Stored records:

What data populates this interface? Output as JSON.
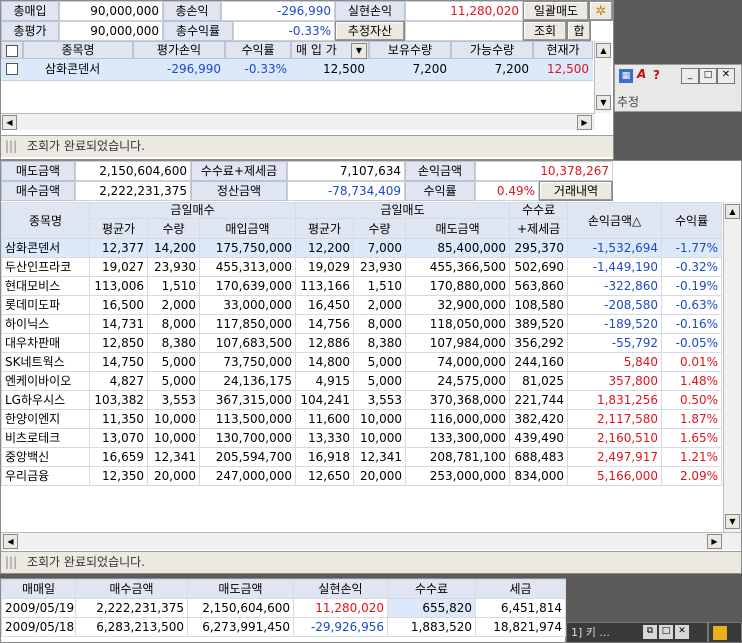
{
  "top_panel": {
    "total_buy_label": "총매입",
    "total_buy_value": "90,000,000",
    "total_pl_label": "총손익",
    "total_pl_value": "-296,990",
    "realized_label": "실현손익",
    "realized_value": "11,280,020",
    "bulk_sell_label": "일괄매도",
    "total_eval_label": "총평가",
    "total_eval_value": "90,000,000",
    "total_rate_label": "총수익률",
    "total_rate_value": "-0.33%",
    "estimate_button": "추정자산",
    "query_button": "조회",
    "sum_button": "합",
    "columns": [
      "종목명",
      "평가손익",
      "수익률",
      "매 입 가",
      "보유수량",
      "가능수량",
      "현재가"
    ],
    "rows": [
      [
        "삼화콘덴서",
        "-296,990",
        "-0.33%",
        "12,500",
        "7,200",
        "7,200",
        "12,500"
      ]
    ],
    "status": "조회가 완료되었습니다."
  },
  "right_strip": {
    "tab_fragment": "추정"
  },
  "summary": {
    "sell_amt_label": "매도금액",
    "sell_amt_value": "2,150,604,600",
    "fee_tax_label": "수수료+제세금",
    "fee_tax_value": "7,107,634",
    "pl_amt_label": "손익금액",
    "pl_amt_value": "10,378,267",
    "buy_amt_label": "매수금액",
    "buy_amt_value": "2,222,231,375",
    "settle_label": "정산금액",
    "settle_value": "-78,734,409",
    "rate_label": "수익률",
    "rate_value": "0.49%",
    "trade_button": "거래내역"
  },
  "main_table": {
    "h_name": "종목명",
    "h_buy_group": "금일매수",
    "h_sell_group": "금일매도",
    "h_fee": "수수료",
    "h_fee2": "+제세금",
    "h_pl": "손익금액△",
    "h_rate": "수익률",
    "h_buy_avg": "평균가",
    "h_buy_qty": "수량",
    "h_buy_amt": "매입금액",
    "h_sell_avg": "평균가",
    "h_sell_qty": "수량",
    "h_sell_amt": "매도금액",
    "rows": [
      [
        "삼화콘덴서",
        "12,377",
        "14,200",
        "175,750,000",
        "12,200",
        "7,000",
        "85,400,000",
        "295,370",
        "-1,532,694",
        "-1.77%"
      ],
      [
        "두산인프라코",
        "19,027",
        "23,930",
        "455,313,000",
        "19,029",
        "23,930",
        "455,366,500",
        "502,690",
        "-1,449,190",
        "-0.32%"
      ],
      [
        "현대모비스",
        "113,006",
        "1,510",
        "170,639,000",
        "113,166",
        "1,510",
        "170,880,000",
        "563,860",
        "-322,860",
        "-0.19%"
      ],
      [
        "롯데미도파",
        "16,500",
        "2,000",
        "33,000,000",
        "16,450",
        "2,000",
        "32,900,000",
        "108,580",
        "-208,580",
        "-0.63%"
      ],
      [
        "하이닉스",
        "14,731",
        "8,000",
        "117,850,000",
        "14,756",
        "8,000",
        "118,050,000",
        "389,520",
        "-189,520",
        "-0.16%"
      ],
      [
        "대우차판매",
        "12,850",
        "8,380",
        "107,683,500",
        "12,886",
        "8,380",
        "107,984,000",
        "356,292",
        "-55,792",
        "-0.05%"
      ],
      [
        "SK네트웍스",
        "14,750",
        "5,000",
        "73,750,000",
        "14,800",
        "5,000",
        "74,000,000",
        "244,160",
        "5,840",
        "0.01%"
      ],
      [
        "엔케이바이오",
        "4,827",
        "5,000",
        "24,136,175",
        "4,915",
        "5,000",
        "24,575,000",
        "81,025",
        "357,800",
        "1.48%"
      ],
      [
        "LG하우시스",
        "103,382",
        "3,553",
        "367,315,000",
        "104,241",
        "3,553",
        "370,368,000",
        "221,744",
        "1,831,256",
        "0.50%"
      ],
      [
        "한양이엔지",
        "11,350",
        "10,000",
        "113,500,000",
        "11,600",
        "10,000",
        "116,000,000",
        "382,420",
        "2,117,580",
        "1.87%"
      ],
      [
        "비츠로테크",
        "13,070",
        "10,000",
        "130,700,000",
        "13,330",
        "10,000",
        "133,300,000",
        "439,490",
        "2,160,510",
        "1.65%"
      ],
      [
        "중앙백신",
        "16,659",
        "12,341",
        "205,594,700",
        "16,918",
        "12,341",
        "208,781,100",
        "688,483",
        "2,497,917",
        "1.21%"
      ],
      [
        "우리금융",
        "12,350",
        "20,000",
        "247,000,000",
        "12,650",
        "20,000",
        "253,000,000",
        "834,000",
        "5,166,000",
        "2.09%"
      ]
    ],
    "status": "조회가 완료되었습니다."
  },
  "daily_table": {
    "columns": [
      "매매일",
      "매수금액",
      "매도금액",
      "실현손익",
      "수수료",
      "세금"
    ],
    "rows": [
      [
        "2009/05/19",
        "2,222,231,375",
        "2,150,604,600",
        "11,280,020",
        "655,820",
        "6,451,814"
      ],
      [
        "2009/05/18",
        "6,283,213,500",
        "6,273,991,450",
        "-29,926,956",
        "1,883,520",
        "18,821,974"
      ]
    ]
  },
  "taskbar": {
    "item_fragment": "1] 키 ..."
  },
  "colors": {
    "header_bg": "#dfe6f1",
    "selected_row": "#dbe9fb",
    "positive": "#e0141e",
    "negative": "#1d49c8"
  }
}
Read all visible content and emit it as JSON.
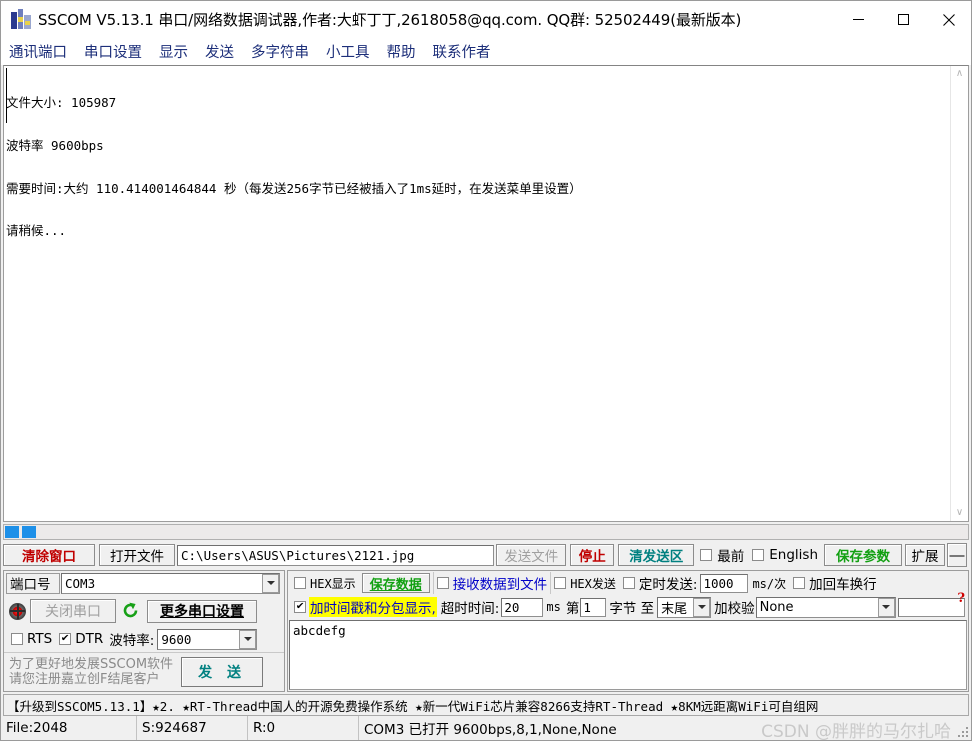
{
  "window": {
    "title": "SSCOM V5.13.1 串口/网络数据调试器,作者:大虾丁丁,2618058@qq.com. QQ群: 52502449(最新版本)",
    "minimize_label": "—",
    "maximize_label": "□",
    "close_label": "✕"
  },
  "menu": {
    "items": [
      {
        "label": "通讯端口"
      },
      {
        "label": "串口设置"
      },
      {
        "label": "显示"
      },
      {
        "label": "发送"
      },
      {
        "label": "多字符串"
      },
      {
        "label": "小工具"
      },
      {
        "label": "帮助"
      },
      {
        "label": "联系作者"
      }
    ]
  },
  "receive": {
    "lines": [
      "文件大小: 105987",
      "波特率 9600bps",
      "需要时间:大约 110.414001464844 秒（每发送256字节已经被插入了1ms延时，在发送菜单里设置）",
      "请稍候..."
    ],
    "scroll_up": "∧",
    "scroll_down": "∨"
  },
  "file_row": {
    "clear_window": "清除窗口",
    "open_file": "打开文件",
    "file_path": "C:\\Users\\ASUS\\Pictures\\2121.jpg",
    "send_file": "发送文件",
    "stop": "停止",
    "clear_send": "清发送区",
    "topmost_label": "最前",
    "topmost_checked": false,
    "english_label": "English",
    "english_checked": false,
    "save_params": "保存参数",
    "extend": "扩展",
    "minus": "—"
  },
  "port_panel": {
    "port_label": "端口号",
    "port_value": "COM3",
    "close_port": "关闭串口",
    "more_settings": "更多串口设置",
    "rts_label": "RTS",
    "rts_checked": false,
    "dtr_label": "DTR",
    "dtr_checked": true,
    "baud_label": "波特率:",
    "baud_value": "9600",
    "register_note_line1": "为了更好地发展SSCOM软件",
    "register_note_line2": "请您注册嘉立创F结尾客户",
    "send_button": "发 送"
  },
  "options": {
    "hex_display_label": "HEX显示",
    "hex_display_checked": false,
    "save_data": "保存数据",
    "recv_to_file_label": "接收数据到文件",
    "recv_to_file_checked": false,
    "hex_send_label": "HEX发送",
    "hex_send_checked": false,
    "timed_send_label": "定时发送:",
    "timed_send_checked": false,
    "timed_send_value": "1000",
    "ms_per_time": "ms/次",
    "crlf_label": "加回车换行",
    "crlf_checked": false,
    "timestamp_label": "加时间戳和分包显示,",
    "timestamp_checked": true,
    "timeout_label": "超时时间:",
    "timeout_value": "20",
    "ms_unit": "ms",
    "byte_from_label": "第",
    "byte_from_value": "1",
    "byte_label": "字节 至",
    "byte_to_value": "末尾",
    "checksum_label": "加校验",
    "checksum_value": "None",
    "checksum_extra": "",
    "help_mark": "?"
  },
  "send_area": {
    "text": "abcdefg"
  },
  "adbar": {
    "text": "【升级到SSCOM5.13.1】★2.  ★RT-Thread中国人的开源免费操作系统 ★新一代WiFi芯片兼容8266支持RT-Thread ★8KM远距离WiFi可自组网"
  },
  "statusbar": {
    "file": "File:2048",
    "sent": "S:924687",
    "recv": "R:0",
    "connection": "COM3 已打开  9600bps,8,1,None,None",
    "watermark": "CSDN @胖胖的马尔扎哈"
  },
  "colors": {
    "accent_blue": "#1e90e8",
    "menu_blue": "#1d2f7a",
    "red": "#c00000",
    "teal": "#008080",
    "green": "#12a012",
    "highlight_yellow": "#ffff00"
  }
}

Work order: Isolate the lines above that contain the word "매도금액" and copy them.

Result of this task:
    "sell_amt_label": "매도금액",
    "h_sell_amt": "매도금액",
      "매도금액",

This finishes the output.